If the mudguard bracket is still rattling after tightening and reinforcing it, you can try to put a leather or rubber washer like this between the mudguard bracket and the connection point. This helps reduce the rattling noise and makes it more secure. As this article from BI&T explains, washers help reduce rattling by spreading the compression load over a larger area and help to keep bolts in place so that they don’t wiggle around when the various moving components are in motion.
Step 4. Replace the Bracket Rivets
If your bracket is still rattling, you might need to replace the rivets. If the brackets are still rattling after taking the above steps it is usually because you have a lot of mud on your bike, or because the rivets are loose. You can try to remove the old rivets and replace them with new ones.
It is also a good idea to give your bike a thorough clean between rides to prevent mud build-up from causing rust. Our steps to clean mountain bike gears and clean a mountain bike chain properly and lube it explain how important these often overlooked routines can help keep your bike in good working condition and prevent expensive repairs later on.
Step 5. Enjoy Riding Without Rattling
After following the steps above, you should be able to ride without your mudguard rattling.

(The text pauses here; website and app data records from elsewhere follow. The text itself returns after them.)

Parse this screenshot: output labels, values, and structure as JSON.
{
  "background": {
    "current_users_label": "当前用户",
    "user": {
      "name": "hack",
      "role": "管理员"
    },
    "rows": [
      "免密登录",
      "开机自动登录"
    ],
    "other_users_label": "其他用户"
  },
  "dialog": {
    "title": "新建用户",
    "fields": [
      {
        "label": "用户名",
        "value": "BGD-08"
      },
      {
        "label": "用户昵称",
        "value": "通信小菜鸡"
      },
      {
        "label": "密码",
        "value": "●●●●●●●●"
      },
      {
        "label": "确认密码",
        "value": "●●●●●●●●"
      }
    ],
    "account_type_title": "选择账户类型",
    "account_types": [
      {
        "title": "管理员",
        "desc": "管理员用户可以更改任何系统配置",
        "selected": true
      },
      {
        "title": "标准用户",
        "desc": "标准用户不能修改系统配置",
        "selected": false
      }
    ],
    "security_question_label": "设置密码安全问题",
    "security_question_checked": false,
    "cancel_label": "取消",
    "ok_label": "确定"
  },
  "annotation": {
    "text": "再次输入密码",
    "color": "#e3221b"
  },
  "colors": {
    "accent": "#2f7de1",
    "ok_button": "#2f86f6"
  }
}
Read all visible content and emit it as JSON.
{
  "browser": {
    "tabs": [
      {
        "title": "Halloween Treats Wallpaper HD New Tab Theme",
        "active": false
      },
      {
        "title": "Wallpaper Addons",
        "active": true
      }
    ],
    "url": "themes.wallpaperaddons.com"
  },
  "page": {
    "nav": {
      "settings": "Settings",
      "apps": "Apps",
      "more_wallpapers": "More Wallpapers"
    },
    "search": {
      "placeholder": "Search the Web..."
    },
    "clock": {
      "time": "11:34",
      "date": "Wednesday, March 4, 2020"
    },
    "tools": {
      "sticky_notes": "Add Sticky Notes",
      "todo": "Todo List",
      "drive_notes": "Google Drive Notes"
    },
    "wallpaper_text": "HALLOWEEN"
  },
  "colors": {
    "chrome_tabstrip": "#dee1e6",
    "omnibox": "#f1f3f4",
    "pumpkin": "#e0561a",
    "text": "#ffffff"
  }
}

If you still experience problems, then have a look at our article about mountain bike fender width to help determine if the rattling could be caused by the mudguard rubbing on the tire or other parts of the bike.